A Pratt & Whitney executive has explained something that even the most fanatical e-vangelist can see: full-size commercial airliners are not likely to become EVs any time soon.
In a question-and-answer session with reporters this week, Alan Epstein, P&W’s VP of Technology and Environment, said that the company has investigated electric aircraft and determined that three technological “miracles” must occur before electric flight is viable.
First, battery technology would need to improve by 50 to 100 times, said Epstein, noting that a Boeing 737 uses about 10 MW of energy at cruising speeds. Current battery technology would suffice only “if you want to fly one-hundredth of the distance in the same size airplane,” he said.

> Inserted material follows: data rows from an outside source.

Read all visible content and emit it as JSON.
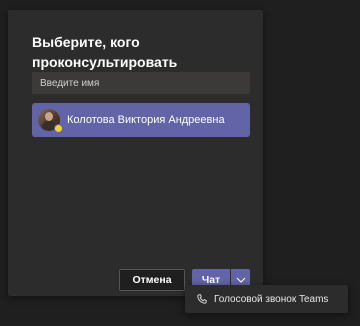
{
  "dialog": {
    "title": "Выберите, кого проконсультировать",
    "search": {
      "placeholder": "Введите имя"
    },
    "result": {
      "name": "Колотова Виктория Андреевна",
      "status_color": "#f8d22a"
    },
    "buttons": {
      "cancel_label": "Отмена",
      "chat_label": "Чат",
      "dropdown_icon": "chevron-down-icon"
    }
  },
  "dropdown_menu": {
    "items": [
      {
        "label": "Голосовой звонок Teams",
        "icon": "phone-icon"
      }
    ]
  },
  "colors": {
    "accent": "#6264a7",
    "background": "#1f1f1f",
    "dialog": "#2d2c2c"
  }
}
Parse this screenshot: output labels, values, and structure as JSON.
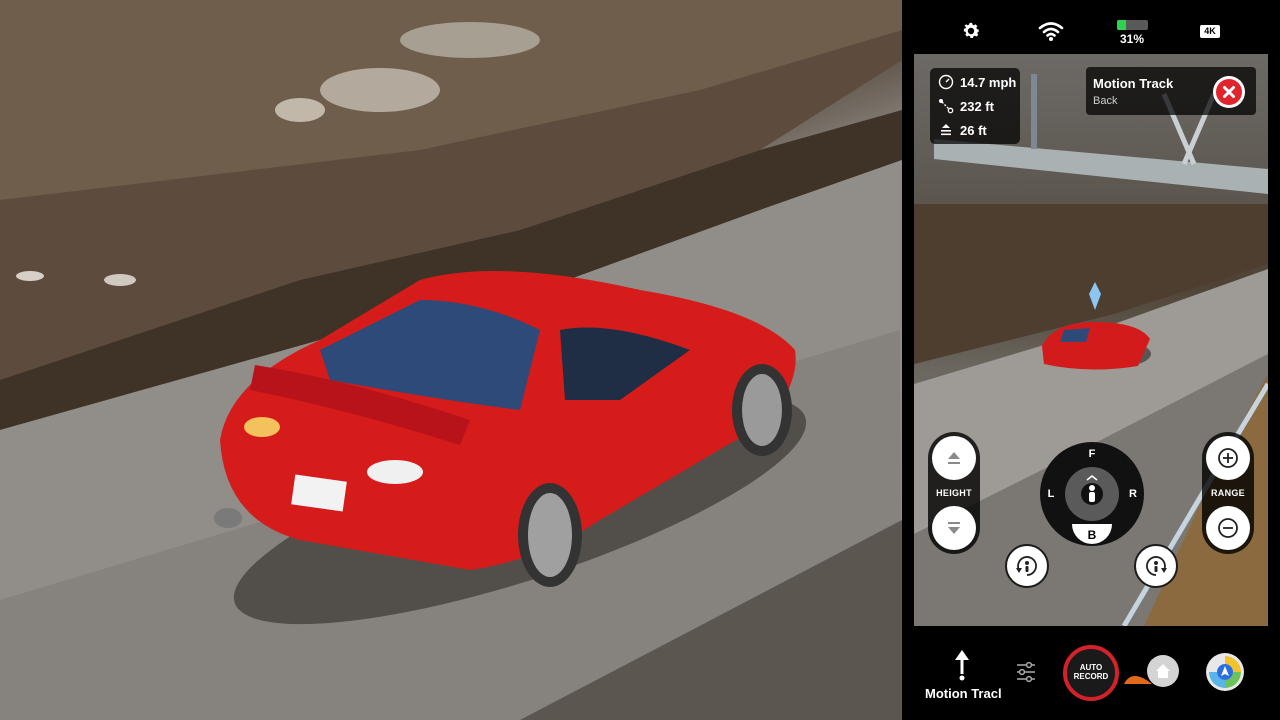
{
  "status": {
    "settings_icon": "gear-icon",
    "wifi_icon": "wifi-icon",
    "battery_percent": "31%",
    "battery_level": 0.31,
    "battery_color": "#2dd24e",
    "resolution_badge": "4K"
  },
  "telemetry": {
    "speed": "14.7 mph",
    "distance": "232 ft",
    "altitude": "26 ft"
  },
  "track_card": {
    "title": "Motion Track",
    "subtitle": "Back",
    "close_color": "#e0242b"
  },
  "controls": {
    "height_label": "HEIGHT",
    "range_label": "RANGE",
    "dpad": {
      "front": "F",
      "left": "L",
      "right": "R",
      "back": "B"
    }
  },
  "bottom": {
    "mode_label": "Motion Tracl",
    "record_label_line1": "AUTO",
    "record_label_line2": "RECORD",
    "record_color": "#d4212a"
  }
}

P&W has spoken with engineers at MIT about developing an electric engine capable of powering large aircraft, and determined that it’s theoretically possible, but would require new superconductivity technology. Also, engineers would need to remove the engine’s magnetic shielding to reduce its weight, which could be a problem, Epstein says, because without magnetic shielding the engine would “kill the people sitting next to the motors.”
Saying that “three miracles are about two-and-a-half too many,” Epstein says he doesn’t envision commercial electric aircraft without innovations that have yet to be invented. However, he predicts that P&W’s parent company United Technologies will be at the forefront of electric-aircraft design if and when the technology becomes viable, noting that United Technologies’ Aerospace Systems division makes the electrical equipment in Boeing’s 787 Dreamliner.